Published February 05, 2013
BRUSSELS – International officials said Tuesday they are discussing the possibility of using a U.N. force to provide long-term security in the troubled African country of Mali so that a political transition can take place.
Any such decision would have to be approved by the U.N. Security Council.
The current African-led support mission to Mali might be transformed into a U.N. force, said Kadre Desire Ouedraogo, president of the commission of the Economic Community of West African States, known as ECOWAS.
"We must note that the problem we are facing in Mali, as we've said on a number of occasions, is not just a question of national or regional security," Ouedraogo said. "It's a question of international security."
In Mali, French and Malian troops are reclaiming vast areas of the north of the country from jihadists and other rebel groups. Officials in other countries have feared that, with uncontested control of the north, jihadists and drug traffickers could develop global plots.
Ouedraogo praised the African-led forces and said ECOWAS looks forward to "the liberation of that region" and the restoration of Mali's territorial integrity.
"But then for a longer period we need to ensure that peace and stability are guaranteed in that region," he said. "And that means a lot of work. It means very considerable resources. And that is why it is the desire of the African Union countries and the ECOWAS countries that the United Nations is involved in the follow-up to this."
The comments came after a meeting in Brussels of international officials about the best ways to support Mali. The meeting, chaired by the EU's foreign policy chief, Catherine Ashton, included representatives of the U.N., the African Union, ECOWAS, the World Bank and dozens of countries.
The participants said they were heartened by the broad participation — and by the unity of purpose displayed. They also said they supported the program put forth by the Malian government for a return to constitutional democracy.
International officials also have been eager to see a national dialogue established between the government in Bamako, Mali's capital, and groups in the north that are willing to respect Mali's territorial integrity, as well as to have allegations of human rights abuses by Malian soldiers investigated.
But at a news conference following the meeting, the Malian foreign minister, Tieman Hubert Coulibaly, seemed angered by questions on those topics. He appeared to say there were no legitimate opposition groups in the north, only terrorists and criminals.
And while he said the Malian president had taken a clear stand against retaliation by his government's soldiers, Coulibaly spoke not of those allegations but of 130 Malian soldiers whom he said surrendered, then were emasculated, had their throats cut and were shot in the back of the head.
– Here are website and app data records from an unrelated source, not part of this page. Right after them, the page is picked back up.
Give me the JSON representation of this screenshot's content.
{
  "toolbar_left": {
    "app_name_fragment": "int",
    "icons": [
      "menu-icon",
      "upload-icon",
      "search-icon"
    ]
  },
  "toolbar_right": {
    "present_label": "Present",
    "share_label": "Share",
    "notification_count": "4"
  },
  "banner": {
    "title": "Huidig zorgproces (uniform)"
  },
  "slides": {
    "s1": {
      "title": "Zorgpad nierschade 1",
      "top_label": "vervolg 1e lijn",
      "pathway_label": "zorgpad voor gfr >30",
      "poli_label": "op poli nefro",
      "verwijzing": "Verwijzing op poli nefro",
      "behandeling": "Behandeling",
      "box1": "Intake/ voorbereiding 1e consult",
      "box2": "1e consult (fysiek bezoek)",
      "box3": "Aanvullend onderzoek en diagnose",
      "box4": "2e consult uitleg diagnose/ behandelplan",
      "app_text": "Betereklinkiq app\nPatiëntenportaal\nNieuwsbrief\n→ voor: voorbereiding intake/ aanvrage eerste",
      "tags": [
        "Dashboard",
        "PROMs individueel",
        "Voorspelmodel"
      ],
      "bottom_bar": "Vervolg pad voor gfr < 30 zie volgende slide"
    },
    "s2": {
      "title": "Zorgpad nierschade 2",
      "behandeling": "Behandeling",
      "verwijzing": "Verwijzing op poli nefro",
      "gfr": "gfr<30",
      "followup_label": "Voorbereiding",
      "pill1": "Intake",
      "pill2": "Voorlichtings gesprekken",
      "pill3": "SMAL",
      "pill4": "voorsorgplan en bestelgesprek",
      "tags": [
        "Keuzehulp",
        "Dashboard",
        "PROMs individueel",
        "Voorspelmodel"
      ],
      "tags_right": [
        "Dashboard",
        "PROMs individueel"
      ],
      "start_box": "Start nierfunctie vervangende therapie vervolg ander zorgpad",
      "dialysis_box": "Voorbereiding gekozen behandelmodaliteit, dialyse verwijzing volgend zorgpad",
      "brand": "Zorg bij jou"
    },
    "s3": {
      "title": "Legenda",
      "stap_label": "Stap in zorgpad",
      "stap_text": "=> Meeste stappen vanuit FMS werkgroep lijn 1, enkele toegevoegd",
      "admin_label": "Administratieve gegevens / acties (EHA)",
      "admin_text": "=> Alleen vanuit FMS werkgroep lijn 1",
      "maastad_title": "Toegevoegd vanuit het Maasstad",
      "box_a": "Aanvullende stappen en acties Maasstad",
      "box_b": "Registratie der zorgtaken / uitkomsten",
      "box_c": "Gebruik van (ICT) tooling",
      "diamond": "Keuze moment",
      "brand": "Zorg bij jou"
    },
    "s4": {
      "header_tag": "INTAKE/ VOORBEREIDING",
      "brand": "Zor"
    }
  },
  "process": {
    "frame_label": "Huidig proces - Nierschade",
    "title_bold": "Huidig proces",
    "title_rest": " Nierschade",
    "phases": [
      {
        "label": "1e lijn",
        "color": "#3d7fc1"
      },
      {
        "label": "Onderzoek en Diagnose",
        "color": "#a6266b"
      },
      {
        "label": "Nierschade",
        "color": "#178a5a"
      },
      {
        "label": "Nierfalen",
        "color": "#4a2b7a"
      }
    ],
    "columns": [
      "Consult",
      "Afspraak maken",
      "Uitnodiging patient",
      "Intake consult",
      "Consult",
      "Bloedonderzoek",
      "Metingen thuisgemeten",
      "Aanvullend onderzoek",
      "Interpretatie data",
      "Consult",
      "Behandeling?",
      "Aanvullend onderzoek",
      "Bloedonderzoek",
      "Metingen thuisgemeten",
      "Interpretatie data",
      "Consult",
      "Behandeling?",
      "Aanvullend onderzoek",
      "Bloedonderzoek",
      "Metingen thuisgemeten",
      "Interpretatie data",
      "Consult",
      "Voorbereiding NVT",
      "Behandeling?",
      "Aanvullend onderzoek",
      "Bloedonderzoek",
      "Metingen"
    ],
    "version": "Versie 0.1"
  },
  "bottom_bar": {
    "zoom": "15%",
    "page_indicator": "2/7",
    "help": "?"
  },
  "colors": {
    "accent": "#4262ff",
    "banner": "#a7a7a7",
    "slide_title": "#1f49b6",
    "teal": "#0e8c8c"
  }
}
"This war has been imposed upon us," he said.
Don Melvin can be reached at http://twitter.com/Don_Melvin